Facts and figures:
- The U.S. insurance industry is the largest in the world in terms of revenue
- Since 2011, the annual revenue in insurance premiums in the U.S. exceeded $1.2 trillion
- The insurance industry contributes close to 40 percent of the GDP of financial institutions
- The insurance industry employs more than 2 million people
The median annual income for an insurance agent in 2016 was $49,990, according to the Bureau of Labor Statistics. That’s just the median, and most people that are interested in getting into the business of owning an insurance agency realize that the earning potential is often much higher.
The insurance business is attractive because it is lucrative. In fact, the U.S. insurance industry is the largest in the world in terms of revenue. And because there will always be a demand for insurance, it’s also a sustainable business. It’s no surprise then, that the demand for insurance agencies generally far outpaces the number of insurance agencies available for sale at any given time.

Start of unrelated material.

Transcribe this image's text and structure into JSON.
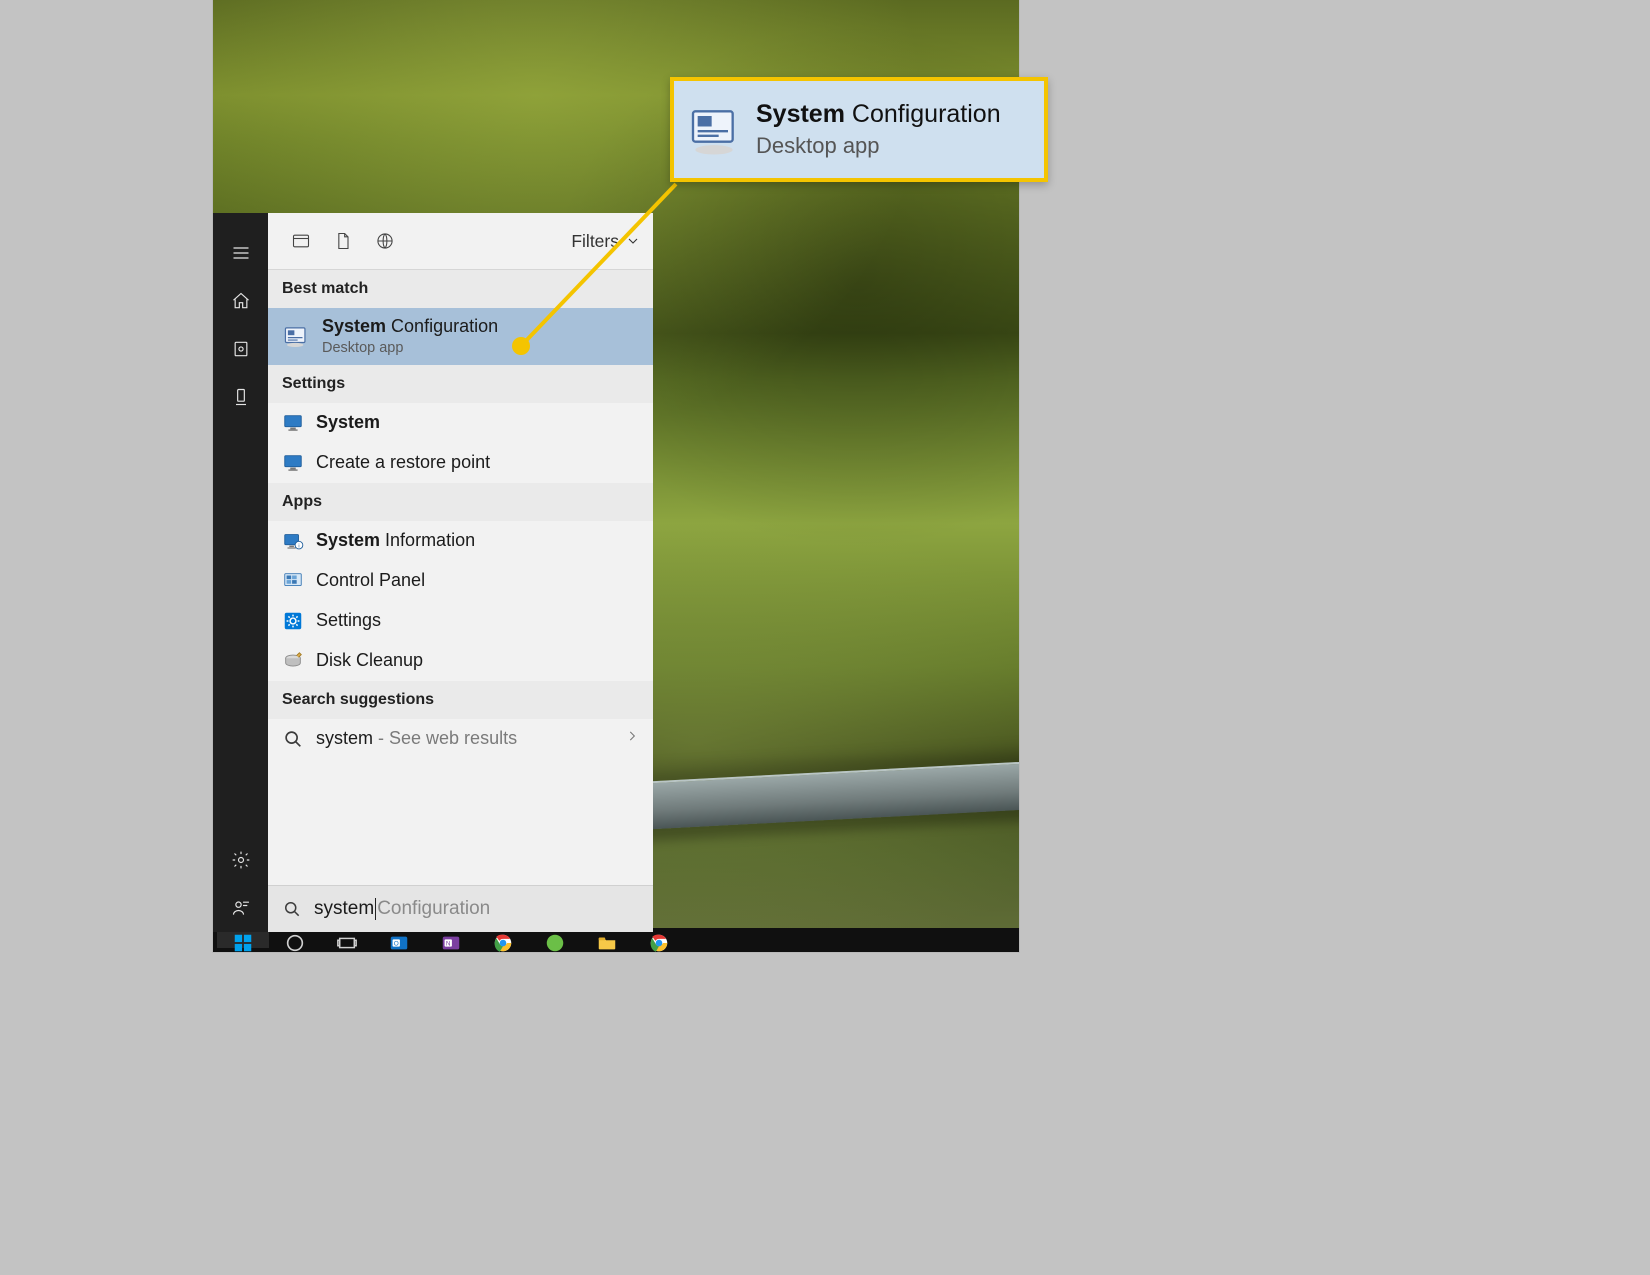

Let’s take a closer look at the insurance agency sector to see what it’s all about and what trends will impact this industry in the near future.
When considering an insurance agency as a potential business opportunity, would-be owners can take one of two approaches: They can either start an agency from the ground up or buy into a franchise. The world of insurance is dominated by some big players, which is making it tougher for solo agents to compete. Because of this, buying into one of these franchises is often a more appealing and sensible option. In the U.S. the insurance industry is dominated by companies including AIG, MetLife, Prudential Financial, and Allstate. MetLife and Prudential Financial top the list of health insurers when it comes to premiums written. Meanwhile, State Farm, Liberty Mutual, and Allstate hold top spots in property and casualty insurance in the United States.
Adapting to challenges, embracing innovation
If you’re going to be in the insurance business you have to be adaptable. While that’s always been the case, it’s even more so now, thanks to always-changing regulations, as well as the upcoming changes to the tax codes that will impact many business owners starting with the 2018 tax year.
Insurance agency owners will see even more changes related to the rules of engagement in the coming years. More fast-paced changes will also be driven by technological innovations and higher customer expectations relative to convenience and response times. To that end, an uptick in digital prowess and presence will also be essential for those insurance agencies that want to remain competitive.
Connectivity and advanced analytics will allow agencies to narrow the life insurance application-to-closing process from weeks to minutes, for example. This will help to lower onboarding costs and lessen consumer dropout rates. According to a recent report, accelerated underwriting metrics — based on medical data that is available electronically, drug prescription information, and even facial analytics technology — can be used to estimate an applicant’s life expectancy, thereby eliminating traditional medical tests.
“In 2018, the combination of competitive conditions, availability of cost-effective technology, and numbers of independent agents striving for growth and better client service creates the perfect storm to drive significant acceleration in agent digital transformation,” said Jason Walker, managing partner of Smart Harbor, which provides technological expertise and consultation to insurance agencies. “Barriers that once prevented agents from implementing digital technologies have been removed.”
Contending with the costs
As insurers look to grow top-line sales and boost bottom-line profitability they will continue to contend with the common challenges associated with rising interest rates and catastrophe losses. The U.S. insurance industry saw underwriting losses more than double, to $5.1 billion, for the first half of 2017 compared with the year before. And, insurance companies paid out $50 billion in natural disaster claims in 2016 — a figure that will end up being much higher for 2017 due to events including Hurricanes Harvey, Irma and Maria, and wildfires in California.
The capital and overhead required to start and run an insurance agency is also a major cost consideration. The amount you will need to get started can range from as little as $5,000 to $50,000 or more, depending on where an agency is located, whether it’s independent or part of a franchise, and how the business will operate.
The importance of the personal touch
Because insurance touches so many personal aspects of people’s lives, it’s important that insurance agents know how to interact with their customers to facilitate trust and camaraderie. Following some vital guidelines for better and more personalized service can help agencies to remain competitive and excel.
While there are never any blanket guarantees in business, the insurance sector is one that is set to see ongoing demand and profits. When it comes to how to keep your insurance agency competitive, success and profitability depend on anticipating events, being prepared, adapting to changing circumstances, and offering superior customer service. By doing these things and keeping abreast of trends and changes, insurance agency owners can thrive.